Memory Making Linked to Gene and Protein, Research Shows
In his 1923 volume The Prisoner, French novelist Marcel Proust describes memory as a “…sort of chemical laboratory.” This apt definition was ahead of its time, as scientists were just learning about the brain’s anatomy. Nearly a century later, neuroscientists are beginning to discover the chemical and molecular pathways responsible for creating and recalling memories.
At Rutgers University, Timothy Otto and his colleagues are delving into the brain’s biochemical activities to determine the ways in which experiences activate genes within brain cells to form lasting memories. The researchers have discovered that the Arc gene and its protein product, also called Arc, play an essential role in the memory formation process. One of tens of thousands of proteins in the brain, Arc is found in the brain’s hippocampus region (the area involved in many forms of learning), and activates as memories form.

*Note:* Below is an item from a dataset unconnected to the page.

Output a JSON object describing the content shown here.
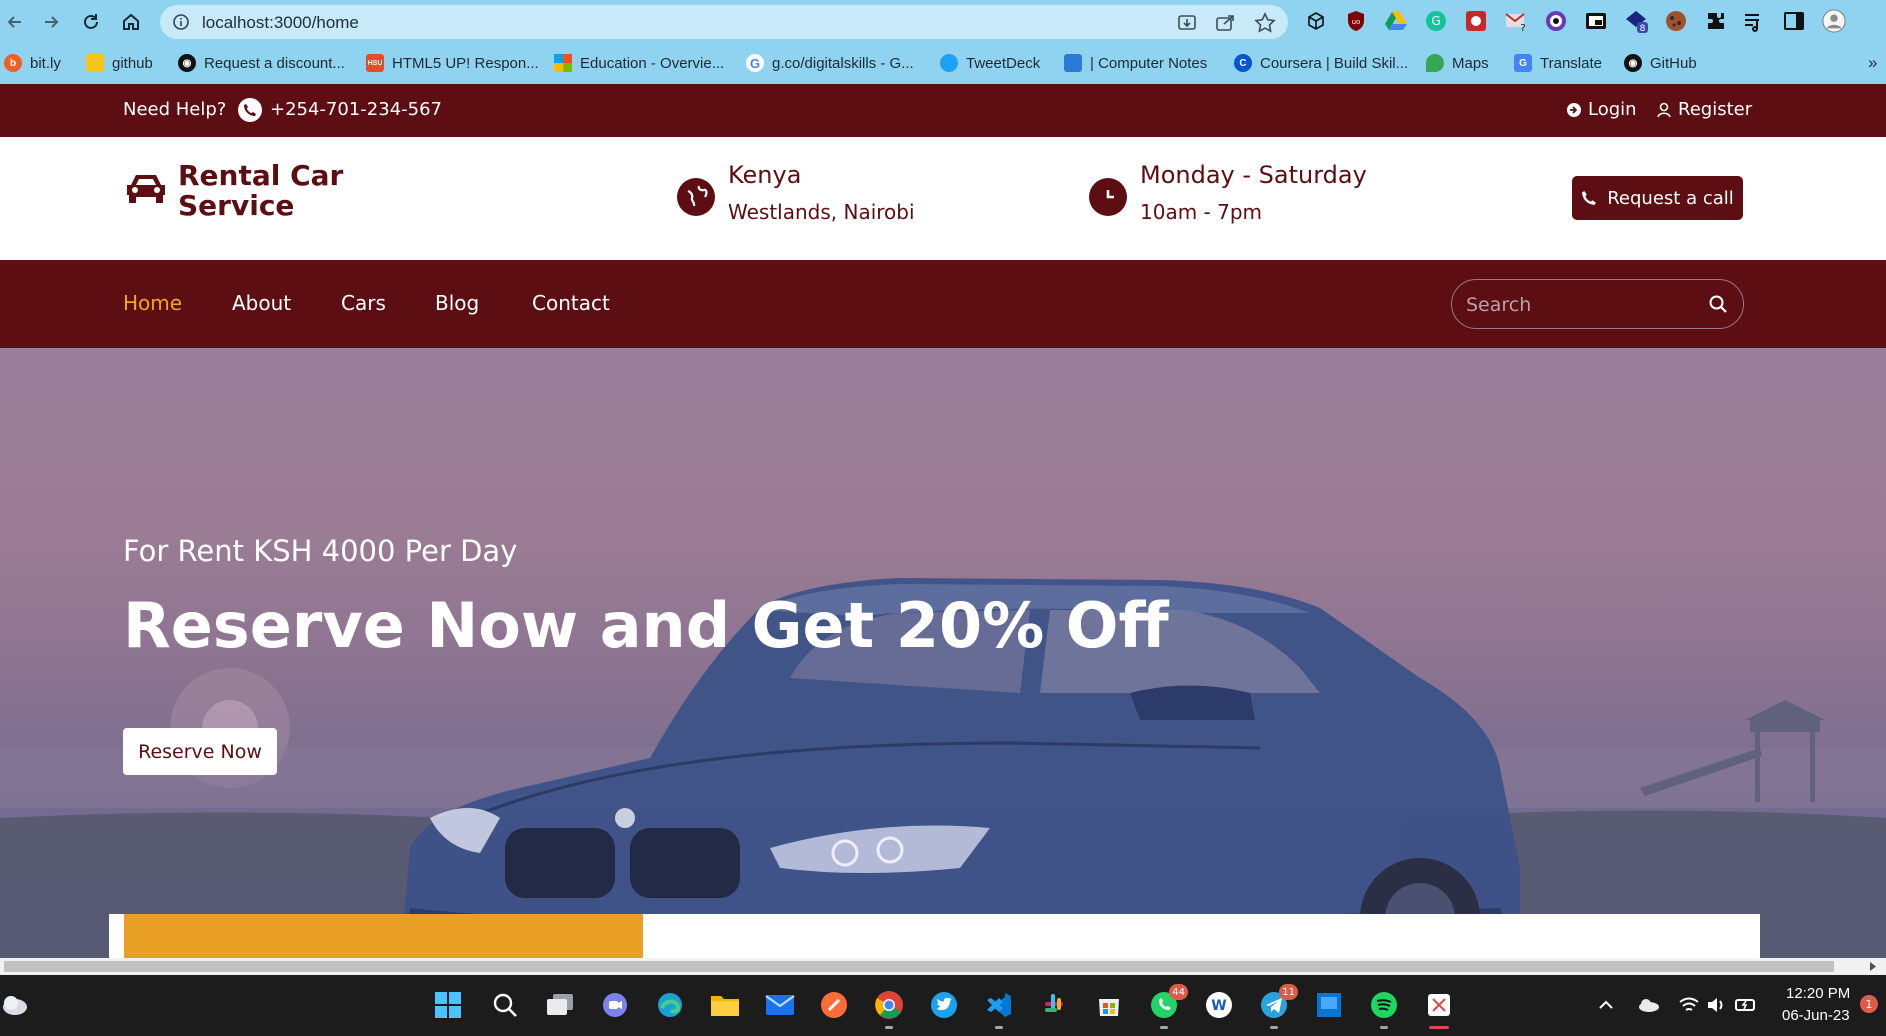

“We’ve shown that to form new memories the hippocampus must produce Arc and that blocking Arc production, blocks memory formation and recall,” explains Otto.